== Segment start ==

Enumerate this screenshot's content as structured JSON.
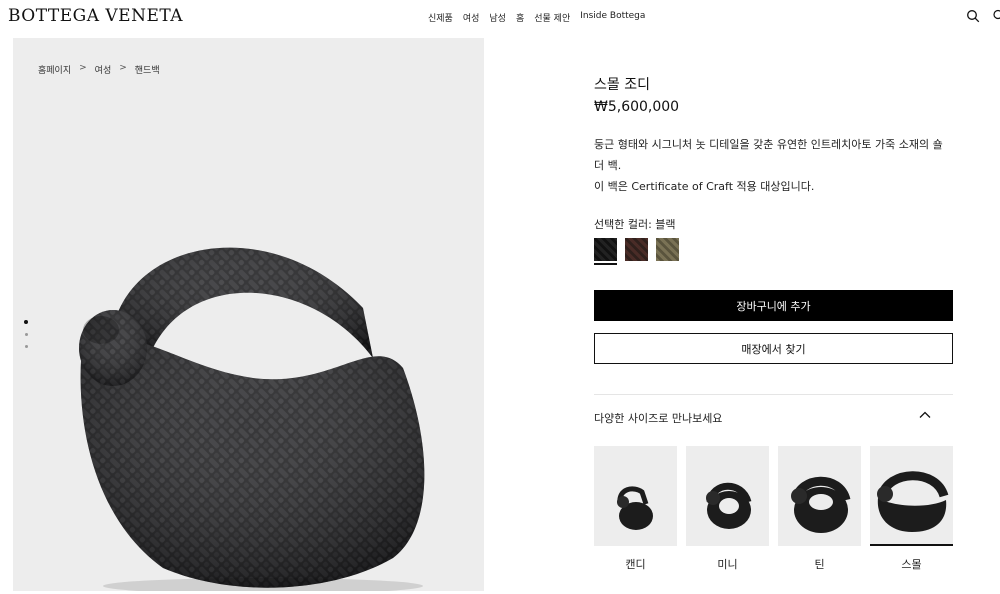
{
  "header": {
    "logo": "BOTTEGA VENETA",
    "nav": [
      "신제품",
      "여성",
      "남성",
      "홈",
      "선물 제안",
      "Inside Bottega"
    ]
  },
  "breadcrumb": [
    "홈페이지",
    "여성",
    "핸드백"
  ],
  "breadcrumb_sep": ">",
  "product": {
    "title": "스몰 조디",
    "price": "₩5,600,000",
    "desc_line1": "둥근 형태와 시그니처 놋 디테일을 갖춘 유연한 인트레치아토 가죽 소재의 숄더 백.",
    "desc_line2": "이 백은 Certificate of Craft 적용 대상입니다.",
    "color_label": "선택한 컬러: 블랙",
    "swatches": [
      {
        "name": "black",
        "color": "#1a1a1a"
      },
      {
        "name": "brown",
        "color": "#3b2420"
      },
      {
        "name": "olive",
        "color": "#6b6449"
      }
    ],
    "add_to_cart": "장바구니에 추가",
    "find_in_store": "매장에서 찾기",
    "sizes_title": "다양한 사이즈로 만나보세요",
    "sizes": [
      "캔디",
      "미니",
      "틴",
      "스몰"
    ],
    "selected_size_index": 3
  },
  "colors": {
    "accent": "#000000",
    "panel": "#ededed"
  }
}
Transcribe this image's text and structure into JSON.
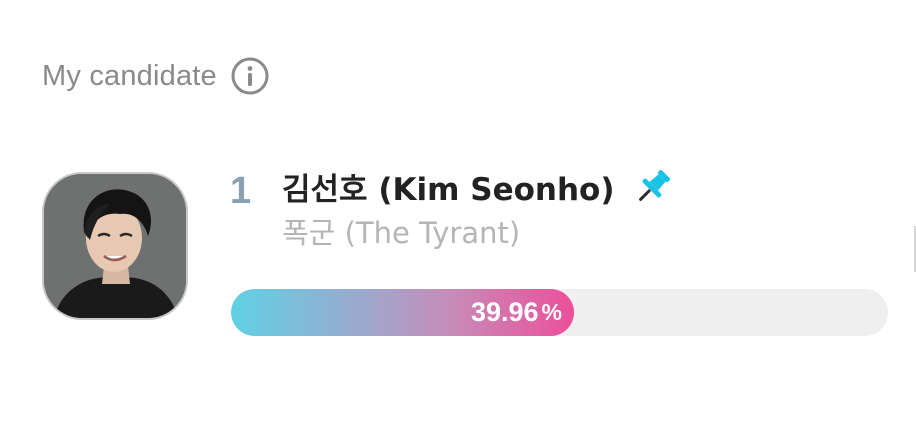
{
  "section": {
    "title": "My candidate",
    "info_icon": "info-circle-icon"
  },
  "candidate": {
    "rank": "1",
    "name": "김선호 (Kim Seonho)",
    "pin_icon": "pushpin-icon",
    "drama": "폭군 (The Tyrant)",
    "vote_percent": 39.96,
    "vote_percent_text": "39.96",
    "percent_sign": "%"
  },
  "colors": {
    "gradient_start": "#5fd1e4",
    "gradient_end": "#ec4f9a",
    "pin": "#19c3e6",
    "rank": "#8aa0b4"
  }
}
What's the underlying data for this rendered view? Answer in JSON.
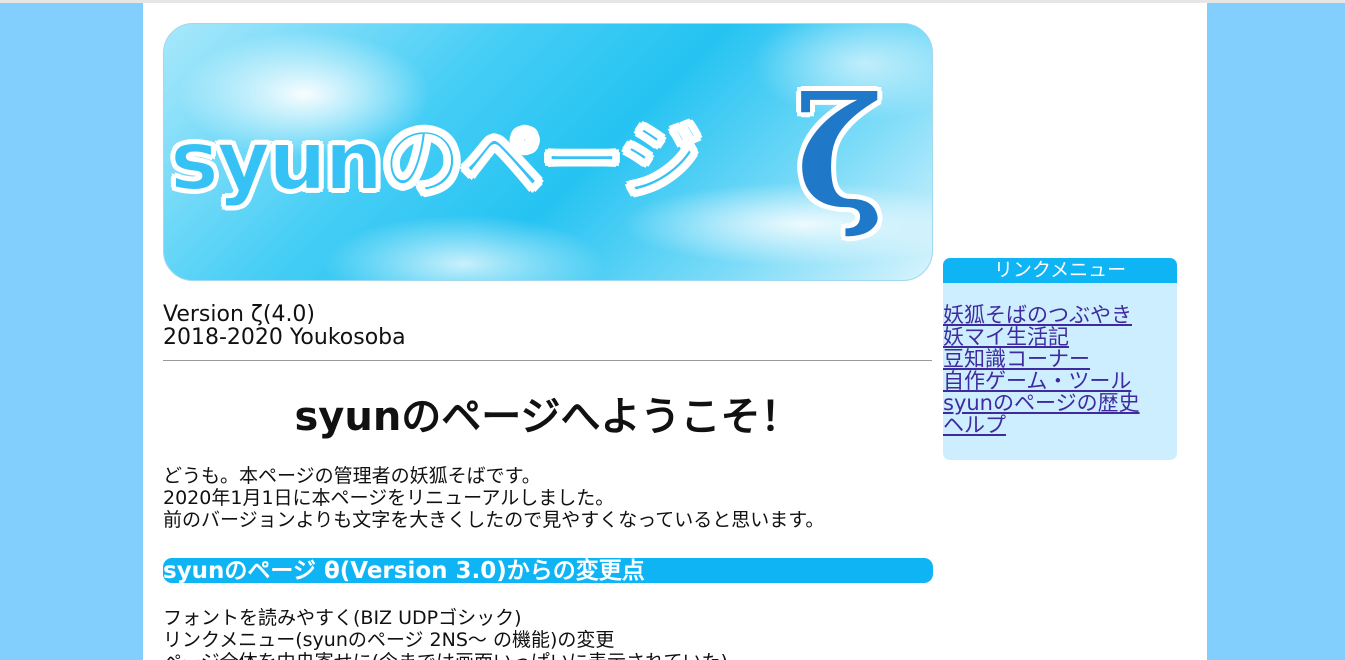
{
  "banner": {
    "title": "syunのページ",
    "version_glyph": "ζ"
  },
  "version": {
    "line1": "Version ζ(4.0)",
    "line2": "2018-2020 Youkosoba"
  },
  "welcome": "syunのページへようこそ！",
  "intro": [
    "どうも。本ページの管理者の妖狐そばです。",
    "2020年1月1日に本ページをリニューアルしました。",
    "前のバージョンよりも文字を大きくしたので見やすくなっていると思います。"
  ],
  "section": {
    "title": "syunのページ θ(Version 3.0)からの変更点"
  },
  "changes": [
    "フォントを読みやすく(BIZ UDPゴシック)",
    "リンクメニュー(syunのページ 2NS～ の機能)の変更",
    "ページ全体を中央寄せに(今までは画面いっぱいに表示されていた)"
  ],
  "linkmenu": {
    "title": "リンクメニュー",
    "items": [
      "妖狐そばのつぶやき",
      "妖マイ生活記",
      "豆知識コーナー",
      "自作ゲーム・ツール",
      "syunのページの歴史",
      "ヘルプ"
    ]
  },
  "colors": {
    "background": "#82cffd",
    "accent": "#0fb4f5",
    "menu_bg": "#cdeeff",
    "link": "#3f2aa0"
  }
}
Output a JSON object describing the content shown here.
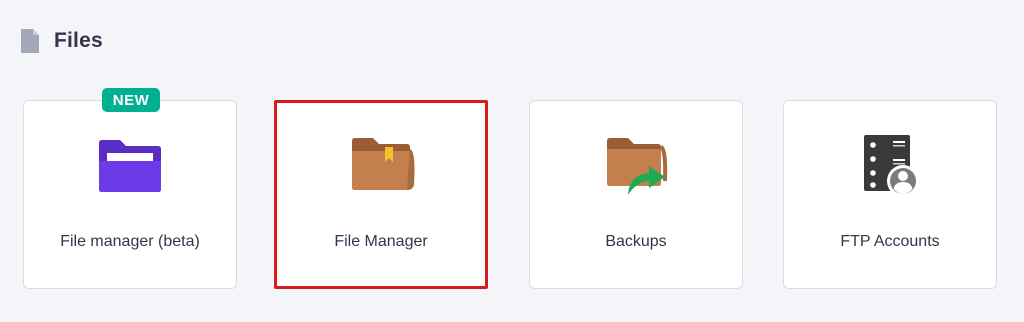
{
  "section": {
    "title": "Files",
    "icon": "document-icon"
  },
  "badge_new": "NEW",
  "cards": [
    {
      "label": "File manager (beta)",
      "icon": "purple-folder-icon"
    },
    {
      "label": "File Manager",
      "icon": "brown-folder-bookmark-icon"
    },
    {
      "label": "Backups",
      "icon": "folder-arrow-icon"
    },
    {
      "label": "FTP Accounts",
      "icon": "server-user-icon"
    }
  ],
  "colors": {
    "badge": "#00b090",
    "highlight_border": "#d61b1b",
    "purple_folder": "#6d3ae8",
    "brown_folder": "#c47f4f",
    "green_arrow": "#1faa52",
    "server": "#3a3a3a"
  }
}
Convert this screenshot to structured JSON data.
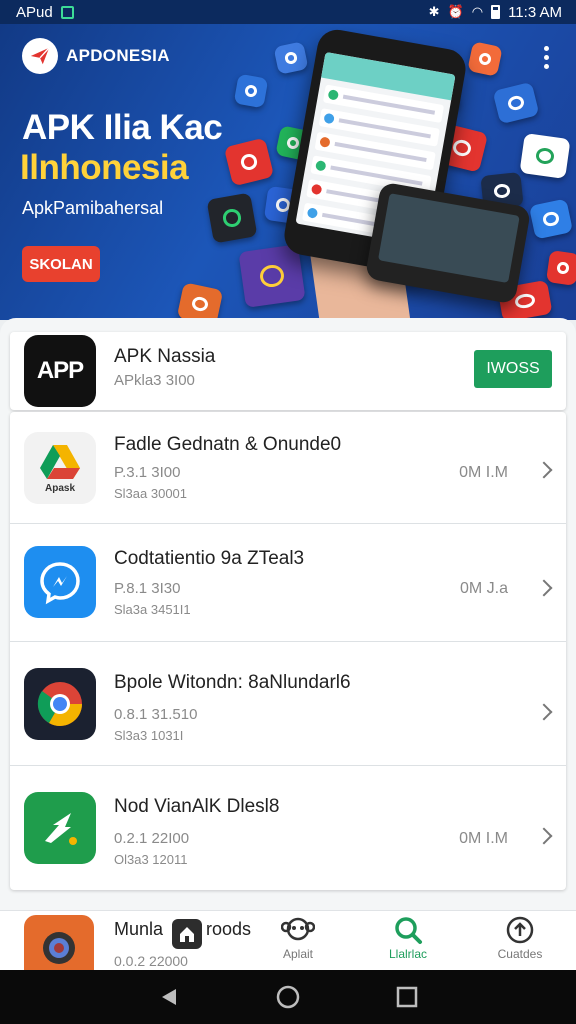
{
  "status_bar": {
    "left_text": "APud",
    "time": "11:3 AM"
  },
  "banner": {
    "brand": "APDONESIA",
    "title_line1": "APK Ilia Kac",
    "title_line2": "Ilnhonesia",
    "subtitle": "ApkPamibahersal",
    "cta_label": "SKOLAN"
  },
  "apps": [
    {
      "name": "APK Nassia",
      "meta1": "APkla3 3I00",
      "meta2": "",
      "size": "",
      "action": "IWOSS",
      "icon_text": "APP",
      "icon": "app-logo-icon"
    },
    {
      "name": "Fadle Gednatn & Onunde0",
      "meta1": "P.3.1 3I00",
      "meta2": "Sl3aa 30001",
      "size": "0M I.M",
      "icon_text": "Apask",
      "icon": "drive-icon"
    },
    {
      "name": "Codtatientio 9a ZTeal3",
      "meta1": "P.8.1 3I30",
      "meta2": "Sla3a 3451I1",
      "size": "0M J.a",
      "icon_text": "",
      "icon": "messenger-icon"
    },
    {
      "name": "Bpole Witondn: 8aNlundarl6",
      "meta1": "0.8.1 31.510",
      "meta2": "Sl3a3 1031I",
      "size": "",
      "icon_text": "",
      "icon": "chrome-icon"
    },
    {
      "name": "Nod VianAlK Dlesl8",
      "meta1": "0.2.1 22I00",
      "meta2": "Ol3a3 12011",
      "size": "0M I.M",
      "icon_text": "",
      "icon": "arrow-app-icon"
    }
  ],
  "partial_app": {
    "name": "Munla",
    "meta": "0.0.2 22000"
  },
  "bottom_nav": {
    "home_label": "roods",
    "tabs": [
      {
        "label": "Aplait",
        "icon": "monkey-icon"
      },
      {
        "label": "Llalrlac",
        "icon": "search-icon",
        "active": true
      },
      {
        "label": "Cuatdes",
        "icon": "upload-icon"
      }
    ]
  },
  "colors": {
    "accent": "#1e9e5c",
    "banner_bg": "#1c56b8",
    "cta": "#e8412e",
    "title_yellow": "#ffd23a"
  }
}
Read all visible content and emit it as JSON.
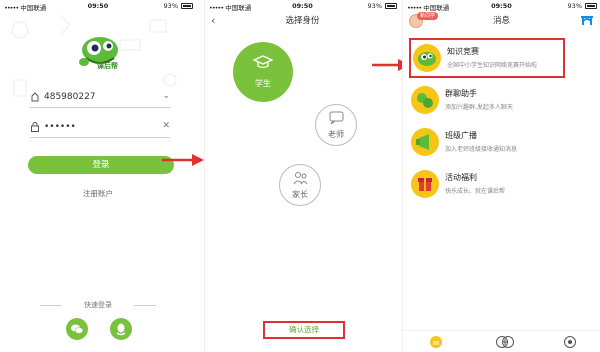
{
  "status_bar": {
    "signal_dots": "•••••",
    "carrier": "中国联通",
    "time": "09:50",
    "battery_p1": "93%",
    "battery_p2": "93%",
    "battery_p3": "93%"
  },
  "login": {
    "logo_text": "课后帮",
    "account_value": "485980227",
    "password_value": "••••••",
    "login_button": "登录",
    "register_link": "注册账户",
    "quick_login_label": "快速登录"
  },
  "role_select": {
    "title": "选择身份",
    "back": "‹",
    "student": "学生",
    "teacher": "老师",
    "parent": "家长",
    "confirm_button": "确认选择"
  },
  "messages": {
    "title": "消息",
    "badge": "新同学",
    "items": [
      {
        "title": "知识竞赛",
        "subtitle": "全国中小学生知识网络竞赛开始啦"
      },
      {
        "title": "群聊助手",
        "subtitle": "添加兴趣群,发起多人聊天"
      },
      {
        "title": "班级广播",
        "subtitle": "加入老师班级接收通知消息"
      },
      {
        "title": "活动福利",
        "subtitle": "快乐成长、就在课后帮"
      }
    ]
  },
  "colors": {
    "brand_green": "#7bc23c",
    "highlight_red": "#e03131",
    "icon_yellow": "#f5c518"
  },
  "icons": [
    "lock-icon",
    "user-icon",
    "wechat-icon",
    "qq-icon",
    "graduation-cap-icon",
    "chat-icon",
    "parent-icon",
    "bridge-icon",
    "home-tab-icon",
    "add-tab-icon",
    "profile-tab-icon",
    "chevron-down-icon",
    "clear-icon",
    "arrow-right-icon"
  ]
}
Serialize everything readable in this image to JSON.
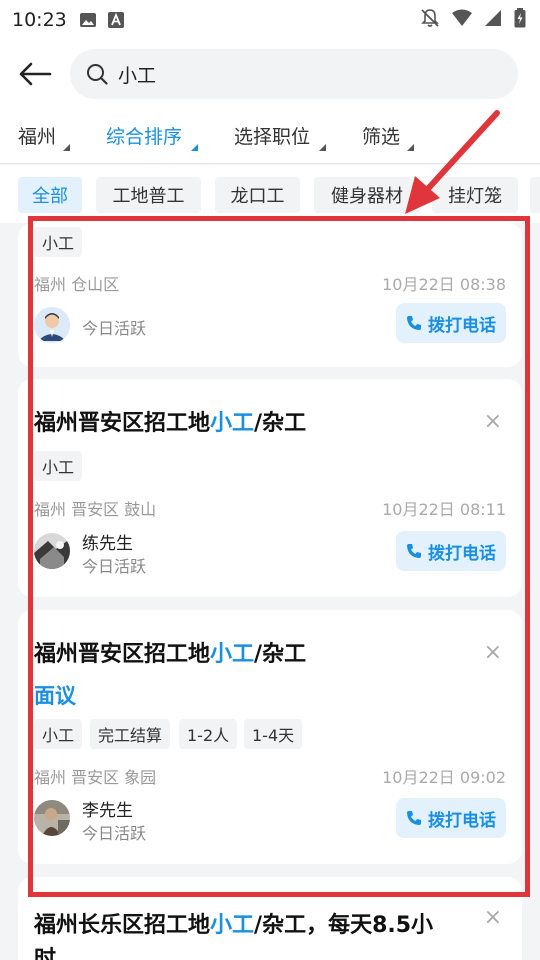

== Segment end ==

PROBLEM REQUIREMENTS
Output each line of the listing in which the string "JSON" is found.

RESULT BELOW
Enumerate this screenshot's content as structured JSON.
Transcribe this image's text and structure into JSON.
What's the underlying data for this rendered view? Answer in JSON.
Output a JSON object describing the content shown here.
Convert this screenshot to structured JSON data.
Read all visible content and emit it as JSON.
Serialize everything readable in this image to JSON.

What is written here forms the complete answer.